A lot of first time walkers (I did this too when I was a first time walker) will ask, “I don’t really need to do that much training do I? I’m active and in shape, it shouldn’t be too hard to do this.” In my first year I trained, but not nearly as much as I should have. I just felt like I could keep going on and on forever and it didn’t matter the mile count. True, I did finish, but my feet were in terrible shape and I was incredibly sore for more than a week after the event. After that, I realized that all the training walks that you do going up to the 3-Day for the Cure are not just so you can have done so many miles and be better prepared to just go the difference, in my mind there are actually three reasons (other than walking long distances) to do as much training as you can before the event. Here they are.

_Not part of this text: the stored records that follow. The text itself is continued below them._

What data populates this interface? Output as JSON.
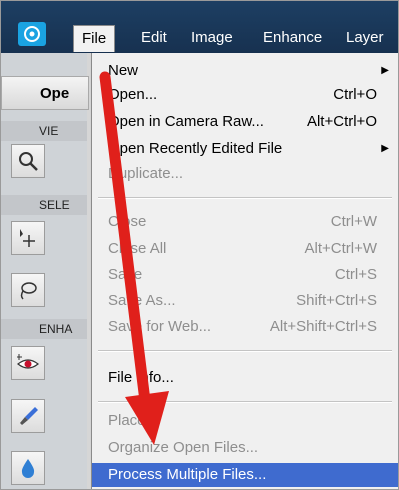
{
  "menubar": {
    "items": [
      "File",
      "Edit",
      "Image",
      "Enhance",
      "Layer"
    ]
  },
  "left_panel": {
    "open_label": "Ope",
    "sections": [
      "VIE",
      "SELE",
      "ENHA"
    ]
  },
  "file_menu": {
    "items": [
      {
        "label": "New",
        "shortcut": "",
        "submenu": true,
        "disabled": false
      },
      {
        "label": "Open...",
        "shortcut": "Ctrl+O",
        "submenu": false,
        "disabled": false
      },
      {
        "label": "Open in Camera Raw...",
        "shortcut": "Alt+Ctrl+O",
        "submenu": false,
        "disabled": false
      },
      {
        "label": "Open Recently Edited File",
        "shortcut": "",
        "submenu": true,
        "disabled": false
      },
      {
        "label": "Duplicate...",
        "shortcut": "",
        "submenu": false,
        "disabled": true
      },
      {
        "label": "Close",
        "shortcut": "Ctrl+W",
        "submenu": false,
        "disabled": true
      },
      {
        "label": "Close All",
        "shortcut": "Alt+Ctrl+W",
        "submenu": false,
        "disabled": true
      },
      {
        "label": "Save",
        "shortcut": "Ctrl+S",
        "submenu": false,
        "disabled": true
      },
      {
        "label": "Save As...",
        "shortcut": "Shift+Ctrl+S",
        "submenu": false,
        "disabled": true
      },
      {
        "label": "Save for Web...",
        "shortcut": "Alt+Shift+Ctrl+S",
        "submenu": false,
        "disabled": true
      },
      {
        "label": "File Info...",
        "shortcut": "",
        "submenu": false,
        "disabled": false
      },
      {
        "label": "Place...",
        "shortcut": "",
        "submenu": false,
        "disabled": true
      },
      {
        "label": "Organize Open Files...",
        "shortcut": "",
        "submenu": false,
        "disabled": true
      },
      {
        "label": "Process Multiple Files...",
        "shortcut": "",
        "submenu": false,
        "disabled": false,
        "highlighted": true
      }
    ]
  },
  "colors": {
    "menubar_bg": "#1d3f63",
    "highlight_bg": "#3f6bcf",
    "annotation_arrow": "#e0201b"
  }
}
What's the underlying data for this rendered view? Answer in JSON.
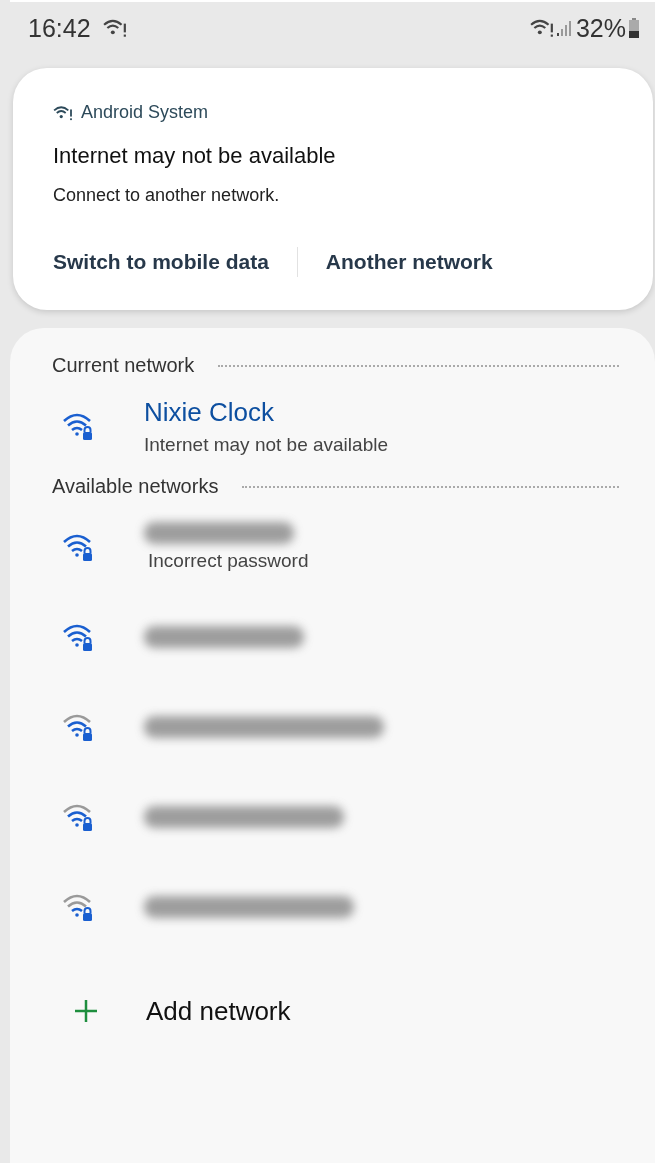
{
  "status_bar": {
    "time": "16:42",
    "battery": "32%"
  },
  "notification": {
    "app": "Android System",
    "title": "Internet may not be available",
    "body": "Connect to another network.",
    "actions": [
      "Switch to mobile data",
      "Another network"
    ]
  },
  "current_network": {
    "heading": "Current network",
    "name": "Nixie Clock",
    "status": "Internet may not be available",
    "kind": "full"
  },
  "available_networks": {
    "heading": "Available networks",
    "items": [
      {
        "status": "Incorrect password",
        "kind": "full"
      },
      {
        "kind": "full"
      },
      {
        "kind": "good"
      },
      {
        "kind": "good"
      },
      {
        "kind": "fair"
      }
    ]
  },
  "add_network": {
    "label": "Add network"
  }
}
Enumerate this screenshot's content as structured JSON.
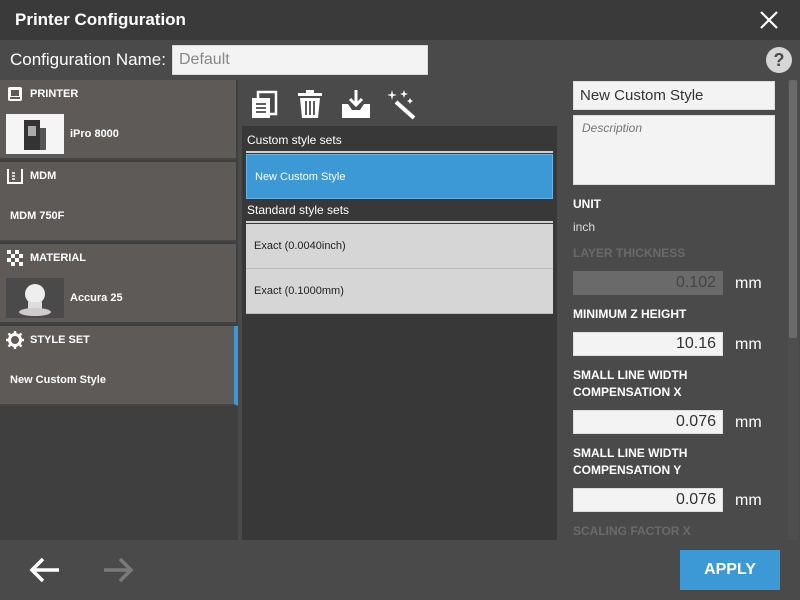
{
  "window": {
    "title": "Printer Configuration"
  },
  "config": {
    "label": "Configuration Name:",
    "value": "Default"
  },
  "help": {
    "label": "?"
  },
  "panels": {
    "printer": {
      "header": "PRINTER",
      "value": "iPro 8000"
    },
    "mdm": {
      "header": "MDM",
      "value": "MDM 750F"
    },
    "material": {
      "header": "MATERIAL",
      "value": "Accura 25"
    },
    "style_set": {
      "header": "STYLE SET",
      "value": "New Custom Style"
    }
  },
  "toolbar": {
    "icons": [
      "copy-icon",
      "trash-icon",
      "import-icon",
      "magic-wand-icon"
    ]
  },
  "style_list": {
    "custom_header": "Custom style sets",
    "custom_items": [
      "New Custom Style"
    ],
    "standard_header": "Standard style sets",
    "standard_items": [
      "Exact (0.0040inch)",
      "Exact (0.1000mm)"
    ]
  },
  "details": {
    "name": "New Custom Style",
    "description_placeholder": "Description",
    "unit_label": "UNIT",
    "unit_value": "inch",
    "layer_thickness_label": "LAYER THICKNESS",
    "layer_thickness_value": "0.102",
    "min_z_label": "MINIMUM Z HEIGHT",
    "min_z_value": "10.16",
    "slwc_x_label_1": "SMALL LINE WIDTH",
    "slwc_x_label_2": "COMPENSATION X",
    "slwc_x_value": "0.076",
    "slwc_y_label_1": "SMALL LINE WIDTH",
    "slwc_y_label_2": "COMPENSATION Y",
    "slwc_y_value": "0.076",
    "scaling_x_label": "SCALING FACTOR X",
    "mm": "mm"
  },
  "footer": {
    "apply_label": "APPLY"
  },
  "colors": {
    "accent": "#3d98d6",
    "panel": "#5d5a57",
    "background": "#4a4a4a"
  }
}
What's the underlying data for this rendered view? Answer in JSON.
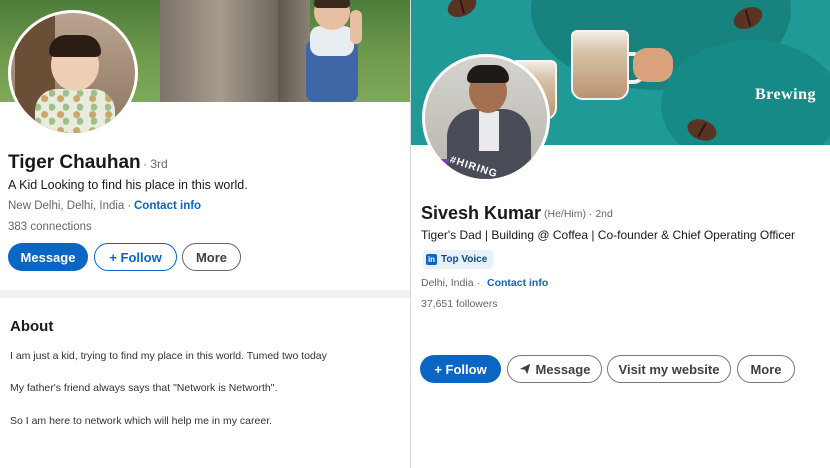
{
  "left_profile": {
    "name": "Tiger Chauhan",
    "degree": "· 3rd",
    "headline": "A Kid Looking to find his place in this world.",
    "location": "New Delhi, Delhi, India ·",
    "contact_info": "Contact info",
    "connections": "383 connections",
    "buttons": {
      "message": "Message",
      "follow": "+ Follow",
      "more": "More"
    },
    "about": {
      "title": "About",
      "lines": [
        "I am just a kid, trying to find my place in this world. Tumed two today",
        "My father's friend always says that \"Network is Networth\".",
        "So I am here to network which will help me in my career."
      ]
    }
  },
  "right_profile": {
    "banner_text": "Brewing",
    "hiring_label": "#HIRING",
    "name": "Sivesh Kumar",
    "pronouns": "(He/Him) · 2nd",
    "headline": "Tiger's Dad | Building @ Coffea | Co-founder & Chief Operating Officer",
    "badge": {
      "logo": "in",
      "label": "Top Voice"
    },
    "location": "Delhi, India ·",
    "contact_info": "Contact info",
    "followers": "37,651 followers",
    "buttons": {
      "follow": "+ Follow",
      "message": "Message",
      "website": "Visit my website",
      "more": "More"
    }
  },
  "colors": {
    "linkedin_blue": "#0a66c2",
    "banner_teal": "#1f9a96",
    "hiring_purple": "#7a3fc0"
  },
  "icons": {
    "message_send": "paper-plane-icon",
    "linkedin_logo": "linkedin-logo-icon"
  }
}
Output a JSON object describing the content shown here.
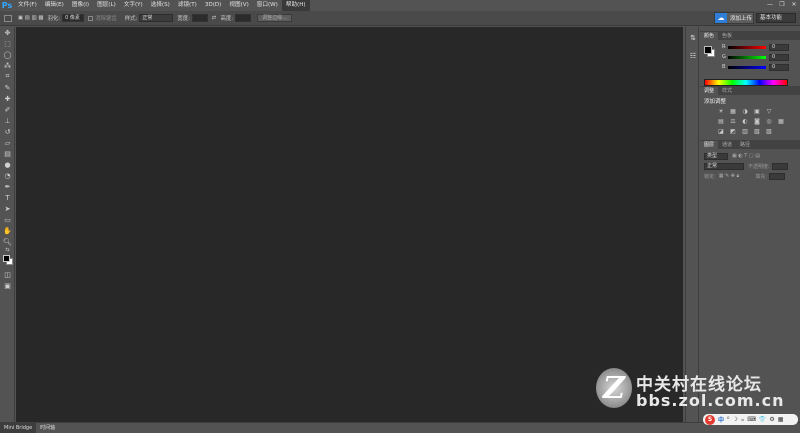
{
  "app": {
    "logo": "Ps"
  },
  "menu": [
    "文件(F)",
    "编辑(E)",
    "图像(I)",
    "图层(L)",
    "文字(Y)",
    "选择(S)",
    "滤镜(T)",
    "3D(D)",
    "视图(V)",
    "窗口(W)",
    "帮助(H)"
  ],
  "window_controls": [
    "—",
    "❐",
    "✕"
  ],
  "options": {
    "feather_label": "羽化:",
    "feather_value": "0 像素",
    "antialias_label": "消除锯齿",
    "style_label": "样式:",
    "style_value": "正常",
    "width_label": "宽度:",
    "height_label": "高度:",
    "refine_edge": "调整边缘..."
  },
  "upload": {
    "label": "添加上传"
  },
  "workspace": {
    "value": "基本功能"
  },
  "status_tabs": [
    "Mini Bridge",
    "时间轴"
  ],
  "color_panel": {
    "tabs": [
      "颜色",
      "色板"
    ],
    "channels": [
      {
        "label": "R",
        "value": "0",
        "track": "#d04040"
      },
      {
        "label": "G",
        "value": "0",
        "track": "#40b040"
      },
      {
        "label": "B",
        "value": "0",
        "track": "#4060d0"
      }
    ]
  },
  "adjust_panel": {
    "tabs": [
      "调整",
      "样式"
    ],
    "title": "添加调整",
    "icons": [
      "☀",
      "▦",
      "◑",
      "▣",
      "▽",
      "",
      "▤",
      "⚖",
      "◐",
      "◙",
      "◎",
      "▦",
      "◪",
      "◩",
      "▥",
      "▨",
      "▧",
      ""
    ]
  },
  "layers_panel": {
    "tabs": [
      "图层",
      "通道",
      "路径"
    ],
    "kind_label": "类型",
    "blend_value": "正常",
    "opacity_label": "不透明度:",
    "lock_label": "锁定:",
    "fill_label": "填充:"
  },
  "watermark": {
    "cn": "中关村在线论坛",
    "url": "bbs.zol.com.cn",
    "letter": "Z"
  },
  "ime": {
    "logo": "S",
    "items": [
      "中",
      "⁰",
      "☽",
      "⸰",
      "⌨",
      "👕",
      "⚙",
      "▦"
    ]
  }
}
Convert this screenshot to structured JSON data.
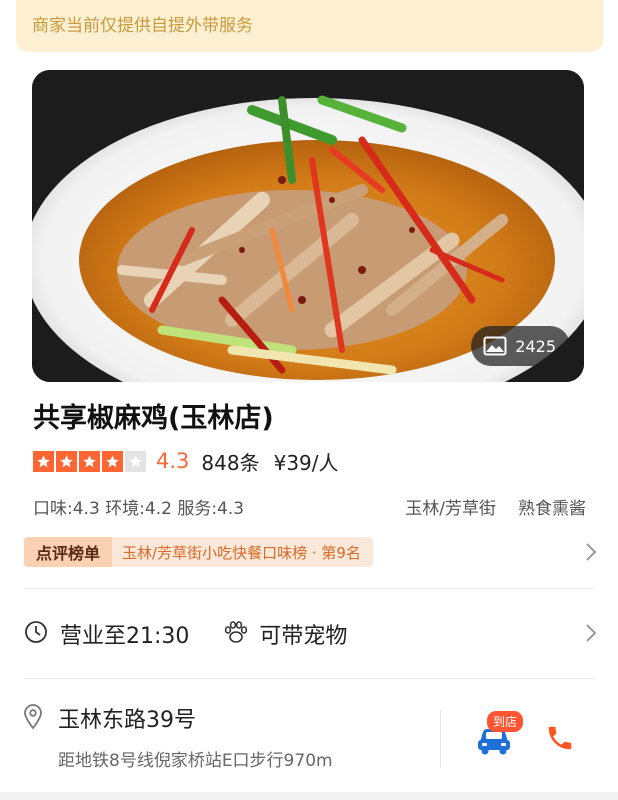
{
  "notice": "商家当前仅提供自提外带服务",
  "hero": {
    "photo_count": "2425"
  },
  "shop": {
    "name": "共享椒麻鸡(玉林店)",
    "stars": 4,
    "score": "4.3",
    "reviews": "848条",
    "price": "¥39/人",
    "subscores": "口味:4.3 环境:4.2 服务:4.3",
    "area": "玉林/芳草街",
    "category": "熟食熏酱"
  },
  "ranking": {
    "badge": "点评榜单",
    "text": "玉林/芳草街小吃快餐口味榜 · 第9名"
  },
  "info": {
    "hours": "营业至21:30",
    "pets": "可带宠物",
    "address": "玉林东路39号",
    "subway": "距地铁8号线倪家桥站E口步行970m",
    "drive_badge": "到店"
  },
  "colors": {
    "accent": "#ff6633",
    "notice_bg": "#fdf0d2",
    "notice_text": "#c99a3c",
    "rank_text": "#d96a2a"
  },
  "icons": [
    "image-icon",
    "star-icon",
    "clock-icon",
    "paw-icon",
    "chevron-right-icon",
    "location-pin-icon",
    "car-icon",
    "phone-icon"
  ]
}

Pay Attention to Your Feet
The largest benefit that I think I got out of doing the many training walks was to learn how to pay attention to my feet. When you haven’t done a lot of walking, you don’t necessarily know that the right hand ball of your right foot tends to get hot spots and blisters. Knowing that, you can make sure to tape that section of your foot up before you start walking and have it not become a problem. It also means that when you’re out walking and you start to feel something different on your foot, you know that it’s a problem because you’re aware of what your feet should feel like after walking 6,12, or 18 miles.
Directly hand in hand with this is how to take care of your feet when you know there is a problem. There are lots of things that people will do to help out their feet. I use NexCare tape, but lots of other people use moleskin, Vaseline, body glide, blister band aids and much more. You won’t know what works for you unless you get out there, train, and experience the foot problems that you are likely to get on the walk.
Don’t Be So Callous
Actually, that’s not true. You need to be callous. In fact, being callous is reason number 2 for doing the training walks. As you do these many miles leading up to the walks, your feet are going to build up callouses. A lot of people have already said this in many places, but it bears repeating. Don’t go get a pedicure and scrape off the callouses that you have trained to build up. Callouses will help prevent blisters and you want to have them around for the walk.
I didn’t really realize this last reason to do training walks until the third year that I walked. Training with different paces is important. When you do the 3-Day for the Cure, you are going to be walking with thousands of other people. There are times when those people will not walk as fast as you want to go. There will be times when you walk slower. There is no right pace for walking 60 miles, but when you get among those other people and adrenaline takes over you will some times end up walking faster than you are used to. This can end up hurting muscles and also cause unnecessary blisters (as if there is a necessary blister) because you are walking at a pace you haven’t trained at and your body is moving in a way it is unaccustomed to in order to keep up.
To try and avoid some of the problems with this, you need to train at different paces. One day, you might go all out as fast as you can for an extended period, one day you might walk very slow. The key is to get used to training at multiple paces so that when you get excited that you met someone new and want to walk with them, you don’t kill yourself going their pace. If you look at the training walk plan that the 3-Day for the Cure provides you, you will see that they also recommend training at different paces.
So in answer to the question of “do I have to do all these training walks?” No, you don’t, but the more that you do, the better you will feel during and after your 60 miles. And let’s face it, it’s a lot more fun to walk into closing ceremonies than to hobble into closing ceremonies.